Newly developed nanocomposite sensors are based on zinc and indium oxides, and their efficiency is maximized by green light illumination. The proposed device could be used to detect combustible, explosive, or poisonous substances in the atmosphere even at low concentrations.
Transitions occurring in nanoscale systems, such as a chemical reaction or the folding of a protein, are strongly affected by friction and thermal noise.
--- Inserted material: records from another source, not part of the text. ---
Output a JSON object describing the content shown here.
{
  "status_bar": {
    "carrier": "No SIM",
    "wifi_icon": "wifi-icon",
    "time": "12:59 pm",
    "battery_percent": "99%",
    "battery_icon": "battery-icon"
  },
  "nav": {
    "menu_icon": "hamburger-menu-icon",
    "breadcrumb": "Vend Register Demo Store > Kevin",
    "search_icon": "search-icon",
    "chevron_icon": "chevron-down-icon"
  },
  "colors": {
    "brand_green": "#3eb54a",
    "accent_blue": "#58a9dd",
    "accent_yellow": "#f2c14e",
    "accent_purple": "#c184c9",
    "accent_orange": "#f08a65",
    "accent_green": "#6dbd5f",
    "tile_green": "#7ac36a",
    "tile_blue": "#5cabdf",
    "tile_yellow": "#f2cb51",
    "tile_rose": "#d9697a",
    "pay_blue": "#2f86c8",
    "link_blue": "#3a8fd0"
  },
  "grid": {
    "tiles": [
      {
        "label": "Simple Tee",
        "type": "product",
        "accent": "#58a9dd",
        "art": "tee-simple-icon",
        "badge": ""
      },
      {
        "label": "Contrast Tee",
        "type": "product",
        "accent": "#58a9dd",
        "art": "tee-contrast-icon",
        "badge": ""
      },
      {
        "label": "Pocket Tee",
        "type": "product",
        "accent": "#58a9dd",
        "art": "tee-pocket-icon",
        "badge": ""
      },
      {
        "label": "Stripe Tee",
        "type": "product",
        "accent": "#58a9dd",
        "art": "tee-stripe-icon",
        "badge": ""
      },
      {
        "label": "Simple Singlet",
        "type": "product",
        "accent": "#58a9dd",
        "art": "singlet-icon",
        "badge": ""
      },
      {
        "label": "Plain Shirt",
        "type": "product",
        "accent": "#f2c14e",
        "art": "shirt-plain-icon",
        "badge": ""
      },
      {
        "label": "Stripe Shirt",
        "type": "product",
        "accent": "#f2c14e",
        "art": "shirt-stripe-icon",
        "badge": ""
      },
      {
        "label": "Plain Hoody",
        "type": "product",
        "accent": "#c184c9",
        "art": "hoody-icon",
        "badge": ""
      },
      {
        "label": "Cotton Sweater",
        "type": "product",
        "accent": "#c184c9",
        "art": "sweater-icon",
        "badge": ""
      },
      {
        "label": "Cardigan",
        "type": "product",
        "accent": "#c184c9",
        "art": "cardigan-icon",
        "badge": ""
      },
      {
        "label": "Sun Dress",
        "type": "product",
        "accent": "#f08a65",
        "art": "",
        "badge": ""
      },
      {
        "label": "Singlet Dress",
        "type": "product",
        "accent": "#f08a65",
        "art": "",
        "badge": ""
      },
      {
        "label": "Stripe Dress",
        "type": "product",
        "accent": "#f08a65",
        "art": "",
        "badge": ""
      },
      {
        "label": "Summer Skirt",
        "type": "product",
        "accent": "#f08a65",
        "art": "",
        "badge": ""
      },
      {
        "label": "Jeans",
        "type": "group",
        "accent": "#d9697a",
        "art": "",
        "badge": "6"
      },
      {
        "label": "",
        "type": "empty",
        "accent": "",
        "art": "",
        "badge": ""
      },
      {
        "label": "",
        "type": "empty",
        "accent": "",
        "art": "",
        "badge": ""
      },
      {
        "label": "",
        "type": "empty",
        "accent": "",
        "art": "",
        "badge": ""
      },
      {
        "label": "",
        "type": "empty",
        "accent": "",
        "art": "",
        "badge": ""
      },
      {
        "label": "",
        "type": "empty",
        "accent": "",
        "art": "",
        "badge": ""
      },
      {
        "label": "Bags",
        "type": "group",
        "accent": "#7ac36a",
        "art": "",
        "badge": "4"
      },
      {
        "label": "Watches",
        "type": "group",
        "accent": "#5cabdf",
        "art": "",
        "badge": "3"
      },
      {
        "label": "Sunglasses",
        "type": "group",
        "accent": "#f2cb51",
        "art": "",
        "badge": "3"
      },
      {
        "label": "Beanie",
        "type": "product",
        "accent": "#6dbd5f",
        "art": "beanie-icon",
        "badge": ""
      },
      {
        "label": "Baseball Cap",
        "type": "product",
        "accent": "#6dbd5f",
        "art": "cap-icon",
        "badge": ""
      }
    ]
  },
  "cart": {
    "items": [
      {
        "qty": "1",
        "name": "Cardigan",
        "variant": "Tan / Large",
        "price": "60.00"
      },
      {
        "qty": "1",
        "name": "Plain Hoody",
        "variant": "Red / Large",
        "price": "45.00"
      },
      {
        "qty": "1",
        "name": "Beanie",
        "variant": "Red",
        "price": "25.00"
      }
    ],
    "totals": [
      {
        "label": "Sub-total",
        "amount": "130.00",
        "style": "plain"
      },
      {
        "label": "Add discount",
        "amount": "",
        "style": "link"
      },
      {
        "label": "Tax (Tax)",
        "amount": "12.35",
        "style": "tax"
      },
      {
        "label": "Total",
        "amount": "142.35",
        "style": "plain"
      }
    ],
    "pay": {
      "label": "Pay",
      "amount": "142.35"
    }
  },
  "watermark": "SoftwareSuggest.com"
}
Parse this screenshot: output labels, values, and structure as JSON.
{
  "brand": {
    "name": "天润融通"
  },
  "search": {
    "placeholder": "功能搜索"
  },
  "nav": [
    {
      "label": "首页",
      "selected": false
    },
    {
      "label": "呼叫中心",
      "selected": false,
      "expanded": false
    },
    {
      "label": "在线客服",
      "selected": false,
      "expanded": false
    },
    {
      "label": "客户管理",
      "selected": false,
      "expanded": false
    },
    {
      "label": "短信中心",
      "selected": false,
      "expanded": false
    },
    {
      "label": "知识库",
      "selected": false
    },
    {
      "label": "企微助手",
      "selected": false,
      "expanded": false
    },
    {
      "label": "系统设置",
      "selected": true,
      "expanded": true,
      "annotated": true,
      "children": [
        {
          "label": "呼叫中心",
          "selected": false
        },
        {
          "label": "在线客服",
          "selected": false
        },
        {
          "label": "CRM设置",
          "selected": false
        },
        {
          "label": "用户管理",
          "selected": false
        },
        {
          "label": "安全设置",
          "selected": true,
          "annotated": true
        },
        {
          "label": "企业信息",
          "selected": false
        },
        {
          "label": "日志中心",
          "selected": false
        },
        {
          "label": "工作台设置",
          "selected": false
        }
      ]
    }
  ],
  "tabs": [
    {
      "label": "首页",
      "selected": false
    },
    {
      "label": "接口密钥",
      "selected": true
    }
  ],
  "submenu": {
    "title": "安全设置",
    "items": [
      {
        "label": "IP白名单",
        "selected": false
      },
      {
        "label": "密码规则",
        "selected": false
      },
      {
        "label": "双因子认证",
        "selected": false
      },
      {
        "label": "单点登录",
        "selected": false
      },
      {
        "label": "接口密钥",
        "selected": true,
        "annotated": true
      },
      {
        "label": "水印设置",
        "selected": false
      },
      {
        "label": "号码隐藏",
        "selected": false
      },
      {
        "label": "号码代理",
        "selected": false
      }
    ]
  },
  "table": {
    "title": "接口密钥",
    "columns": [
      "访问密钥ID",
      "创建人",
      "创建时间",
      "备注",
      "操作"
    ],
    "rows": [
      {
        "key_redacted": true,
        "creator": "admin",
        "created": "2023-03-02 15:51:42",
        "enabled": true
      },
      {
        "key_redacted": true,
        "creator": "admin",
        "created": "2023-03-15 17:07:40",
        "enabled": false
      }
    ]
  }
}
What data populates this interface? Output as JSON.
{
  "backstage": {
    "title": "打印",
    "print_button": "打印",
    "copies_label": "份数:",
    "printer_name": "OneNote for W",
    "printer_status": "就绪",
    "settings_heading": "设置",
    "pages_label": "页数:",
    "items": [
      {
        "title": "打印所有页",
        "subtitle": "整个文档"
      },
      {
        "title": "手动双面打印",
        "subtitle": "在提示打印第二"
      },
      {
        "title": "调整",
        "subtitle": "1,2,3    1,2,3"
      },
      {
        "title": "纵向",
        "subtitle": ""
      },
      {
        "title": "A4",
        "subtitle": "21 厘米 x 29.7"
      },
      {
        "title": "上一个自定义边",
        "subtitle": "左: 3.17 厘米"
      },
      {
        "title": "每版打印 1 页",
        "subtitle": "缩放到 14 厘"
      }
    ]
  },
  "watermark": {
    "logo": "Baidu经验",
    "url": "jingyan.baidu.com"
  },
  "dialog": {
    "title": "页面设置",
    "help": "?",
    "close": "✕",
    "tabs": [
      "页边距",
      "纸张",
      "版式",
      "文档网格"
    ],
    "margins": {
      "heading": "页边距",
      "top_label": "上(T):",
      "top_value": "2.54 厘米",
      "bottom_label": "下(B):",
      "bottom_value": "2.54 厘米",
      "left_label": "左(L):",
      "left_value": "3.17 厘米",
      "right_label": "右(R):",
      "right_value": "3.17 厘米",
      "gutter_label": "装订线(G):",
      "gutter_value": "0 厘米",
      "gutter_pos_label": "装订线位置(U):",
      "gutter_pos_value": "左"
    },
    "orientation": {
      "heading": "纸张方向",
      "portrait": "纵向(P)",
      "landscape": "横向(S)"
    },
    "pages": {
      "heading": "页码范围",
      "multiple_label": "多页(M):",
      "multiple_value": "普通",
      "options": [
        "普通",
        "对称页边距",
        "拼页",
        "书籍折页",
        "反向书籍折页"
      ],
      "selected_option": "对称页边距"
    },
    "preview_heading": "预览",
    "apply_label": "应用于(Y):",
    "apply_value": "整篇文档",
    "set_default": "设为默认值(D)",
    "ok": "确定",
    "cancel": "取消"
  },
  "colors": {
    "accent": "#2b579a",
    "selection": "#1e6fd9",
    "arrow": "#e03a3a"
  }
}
Such transitions occur most frequently at intermediate friction, an effect known as Kramers turnover.
An international research team pioneered the development of a novel thin, organic film that supports a million more times read-write cycles and consumes 1,000 times less power than commercial flash memories.
A microscopic 'pen' that is able to write structures small enough to trap and harness light using a commercially available printing technique could be used for sensing, biotechnology, lasers, and studying the interaction between light and matter.
Researchers have developed 'intelligent' nanoparticles which heat up to a temperature high enough to kill cancerous cells - but which then self-regulate and lose heat before they get hot enough to harm healthy tissue.